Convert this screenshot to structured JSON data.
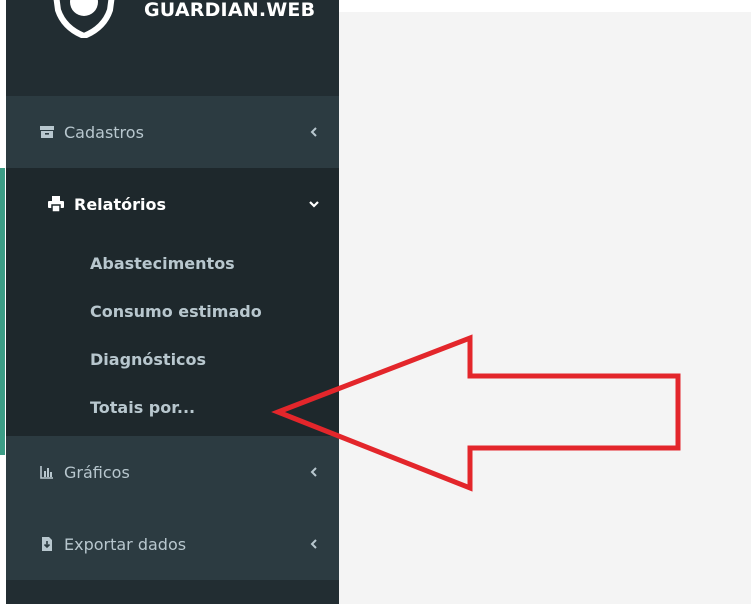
{
  "brand": {
    "name": "GUARDIAN.WEB"
  },
  "nav": {
    "items": [
      {
        "label": "Cadastros",
        "icon": "archive-icon",
        "state": "collapsed"
      },
      {
        "label": "Relatórios",
        "icon": "printer-icon",
        "state": "expanded",
        "subitems": [
          "Abastecimentos",
          "Consumo estimado",
          "Diagnósticos",
          "Totais por..."
        ]
      },
      {
        "label": "Gráficos",
        "icon": "bar-chart-icon",
        "state": "collapsed"
      },
      {
        "label": "Exportar dados",
        "icon": "file-download-icon",
        "state": "collapsed"
      }
    ]
  },
  "annotation": {
    "color": "#e3262b",
    "type": "arrow-pointing-left"
  },
  "colors": {
    "sidebar": "#222d32",
    "active_bar": "#3c9d86",
    "content_bg": "#f4f4f4"
  }
}
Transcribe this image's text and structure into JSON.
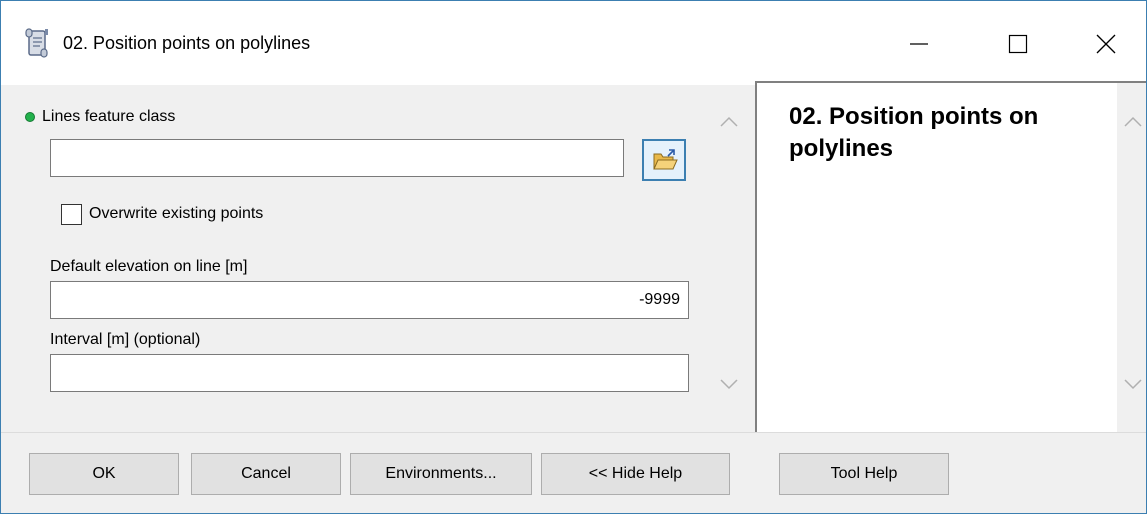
{
  "window": {
    "title": "02. Position points on polylines",
    "icon": "toolbox-script-icon",
    "controls": [
      "minimize-icon",
      "maximize-icon",
      "close-icon"
    ]
  },
  "form": {
    "lines_label": "Lines feature class",
    "lines_value": "",
    "overwrite_label": "Overwrite existing points",
    "overwrite_checked": false,
    "default_elevation_label": "Default elevation on line [m]",
    "default_elevation_value": "-9999",
    "interval_label": "Interval [m] (optional)",
    "interval_value": ""
  },
  "help": {
    "heading": "02. Position points on polylines"
  },
  "buttons": {
    "ok": "OK",
    "cancel": "Cancel",
    "environments": "Environments...",
    "hide_help": "<< Hide Help",
    "tool_help": "Tool Help"
  },
  "colors": {
    "required_dot": "#22b14c",
    "window_border": "#3c7fb1",
    "panel_bg": "#f0f0f0",
    "button_bg": "#e1e1e1"
  }
}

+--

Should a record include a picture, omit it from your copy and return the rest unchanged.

== SOLUTION BELOW ==
Convert this screenshot to structured JSON data.
{
  "brand": {
    "name": "GUARDIAN.WEB"
  },
  "nav": {
    "items": [
      {
        "label": "Cadastros",
        "icon": "archive-icon",
        "state": "collapsed"
      },
      {
        "label": "Relatórios",
        "icon": "printer-icon",
        "state": "expanded",
        "subitems": [
          "Abastecimentos",
          "Consumo estimado",
          "Diagnósticos",
          "Totais por..."
        ]
      },
      {
        "label": "Gráficos",
        "icon": "bar-chart-icon",
        "state": "collapsed"
      },
      {
        "label": "Exportar dados",
        "icon": "file-download-icon",
        "state": "collapsed"
      }
    ]
  },
  "annotation": {
    "color": "#e3262b",
    "type": "arrow-pointing-left"
  },
  "colors": {
    "sidebar": "#222d32",
    "active_bar": "#3c9d86",
    "content_bg": "#f4f4f4"
  }
}
Transcribe this image's text and structure into JSON.
{
  "window": {
    "title": "02. Position points on polylines",
    "icon": "toolbox-script-icon",
    "controls": [
      "minimize-icon",
      "maximize-icon",
      "close-icon"
    ]
  },
  "form": {
    "lines_label": "Lines feature class",
    "lines_value": "",
    "overwrite_label": "Overwrite existing points",
    "overwrite_checked": false,
    "default_elevation_label": "Default elevation on line [m]",
    "default_elevation_value": "-9999",
    "interval_label": "Interval [m] (optional)",
    "interval_value": ""
  },
  "help": {
    "heading": "02. Position points on polylines"
  },
  "buttons": {
    "ok": "OK",
    "cancel": "Cancel",
    "environments": "Environments...",
    "hide_help": "<< Hide Help",
    "tool_help": "Tool Help"
  },
  "colors": {
    "required_dot": "#22b14c",
    "window_border": "#3c7fb1",
    "panel_bg": "#f0f0f0",
    "button_bg": "#e1e1e1"
  }
}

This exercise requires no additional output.